CPA Certifications in Massachusetts

To become a Certified Public Accountant (CPA) in Massachusetts, specific eligibility requirements must be met beyond those of the national minimums. The Massachusetts Board of Public Accountancy has a website describing these requirements, with links to the relevant statutes, contacts, and in many cases, downloadable and electronic submittable forms for CPA applicants.

In Massachusetts, the person applying to become a CPA must have a bachelor's degree in Accounting with 150 educational hours from an accredited post-secondary school. This means that in addition to the 120 hours a bachelor's degree offers, applicants must obtain an additional thirty hours of upper-division coursework in accounting or business, typically in a master's program, or graduate certificate program. Unique to Massachusetts, applicants must have completed 21-semester units in accounting courses including financial accounting, cost accounting, auditing, and taxation. They must also have completed 9-semester units in business courses including business law, finance and information systems.

Applicants must have completed all the requirements for the bachelor's degree before you may sit for the exam, but applicants can sit for the exam before all 150 required hours of study are finished.

Anyone who wishes to become a CPA in the United States, must sit for and pass the Uniform Certified Public Accountant Examination (Uniform CPA Exam). The American Institute of Certified Public Accountants (AICPA) is the body that creates and regulates the exam, and National Association of State Boards of Accountancy (NASBA) administers it in each state.

The Uniform CPA Exam is the same, or uniform, in every state, however, the requirements for being eligible to sit for the exam, and subsequently passing, determines if you can be licensed in your state.

CPA Licensure in Massachusetts, Steps Toward Eligibility

To be eligible for CPA licensure in Massachusetts, candidates must meet these following qualifications:

Source: Massachusetts Board of Public Accountancy

In addition to the three minimum national standards, CPAs in Mass (and everywhere) must complete continuing professional education (CPE) hours to maintain their CPA licensure. Specific to The Bay State, these must be earned throughout the year and reported once every two years.
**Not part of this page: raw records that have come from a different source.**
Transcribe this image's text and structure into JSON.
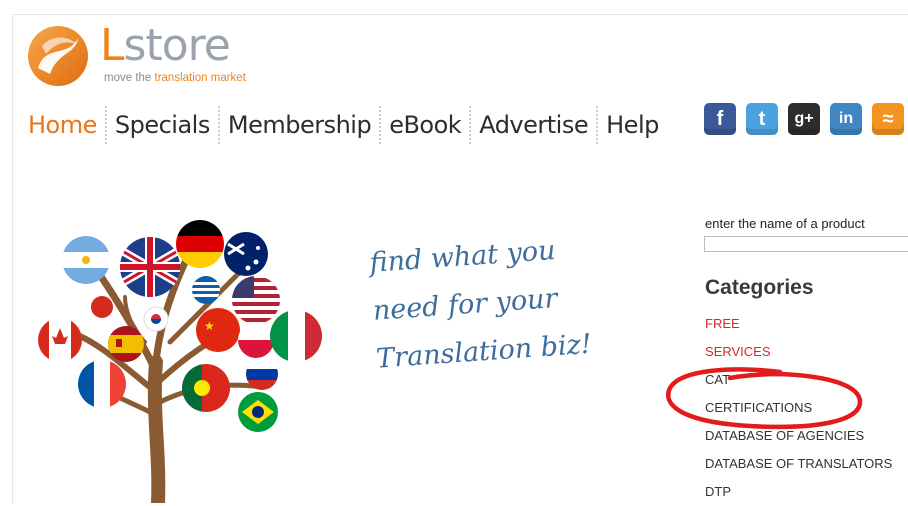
{
  "logo": {
    "wordmark_first": "L",
    "wordmark_rest": "store",
    "tagline_prefix": "move the ",
    "tagline_accent": "translation market"
  },
  "nav": {
    "items": [
      {
        "label": "Home",
        "active": true
      },
      {
        "label": "Specials"
      },
      {
        "label": "Membership"
      },
      {
        "label": "eBook"
      },
      {
        "label": "Advertise"
      },
      {
        "label": "Help"
      }
    ]
  },
  "social": {
    "items": [
      {
        "name": "facebook-icon",
        "glyph": "f",
        "color": "#3b5998"
      },
      {
        "name": "twitter-icon",
        "glyph": "t",
        "color": "#4aa3df"
      },
      {
        "name": "google-plus-icon",
        "glyph": "g+",
        "color": "#2d2d2d"
      },
      {
        "name": "linkedin-icon",
        "glyph": "in",
        "color": "#3f86c2"
      },
      {
        "name": "rss-icon",
        "glyph": "≈",
        "color": "#f39322"
      }
    ]
  },
  "hero": {
    "slogan_lines": [
      "find what you",
      "need for your",
      "Translation biz!"
    ]
  },
  "search": {
    "label": "enter the name of a product",
    "value": ""
  },
  "categories": {
    "title": "Categories",
    "items": [
      {
        "label": "FREE",
        "color": "#d8282b"
      },
      {
        "label": "SERVICES",
        "color": "#d8282b"
      },
      {
        "label": "CAT"
      },
      {
        "label": "CERTIFICATIONS"
      },
      {
        "label": "DATABASE OF AGENCIES"
      },
      {
        "label": "DATABASE OF TRANSLATORS"
      },
      {
        "label": "DTP"
      }
    ]
  },
  "colors": {
    "brand_orange": "#f0821e",
    "nav_active": "#e8761c",
    "slogan_blue": "#3e6c9c",
    "category_red": "#d8282b",
    "annotation_red": "#e31b1b"
  }
}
Massachusetts CPAs must report at least 80 hours for the 2-year period that goes from 7/1 until 6/30 biennially. Four of these 80 hours must be in the area of ethics in accountancy.

For those CPAs who are also instructors of Accounting, CPE credit is given at the same rate of as hours for non-instructors and instructor credits are limited to 50% of the hours in a reporting period. They make count credit for presenting on accounting, given that their presentation/lecture is original and they have not given it before. For authors of books or manuals on accountancy, authorship can only count for 25% per reporting period.
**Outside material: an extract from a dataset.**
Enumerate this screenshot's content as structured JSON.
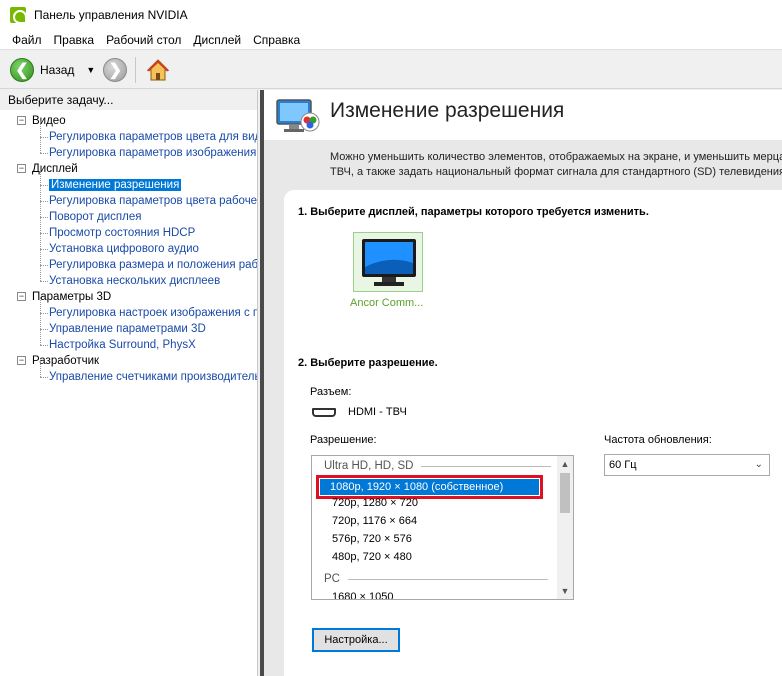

Best Cities in Massachusetts to Work as an Accountant (Based on Salary)

Source: BLS Data

In the year 2007, federal regulations were passed to allow CPA mobility, meaning if, for example, a CPA had been working with a client for years, and that client moved away or is working in a state they do not live in, that CPA could continue working with that client, even outside of the state the CPA is licensed in. The regulating bodies who govern accounting, and who passed this new regulation are The American Institute of Certified Public Accountants (AICPA) and the National Association of State Boards of Accountancy (NASBA).

The regulation itself is referred to as Uniform Accountancy Act (UAA) and the section dealing with mobility across state lines is section 23, or "no notice, no fee, no escape". Section 23 is often compared to the driver's license model. Any driver who is licensed in a U.S. state can, without penalty, drive across the country without applying for new driver's licenses in each state she visits. If she were to disobey the traffic laws of the state she is visiting outside her licensing state, she can be disciplined by the state where the infraction occurred. The same applies to the UAA, and specifically section 23. The UUA in its entirety was developed and is maintained, reviewed and updated by the AICPA and NASBA. It provides a uniform approach to regulation of the accounting profession.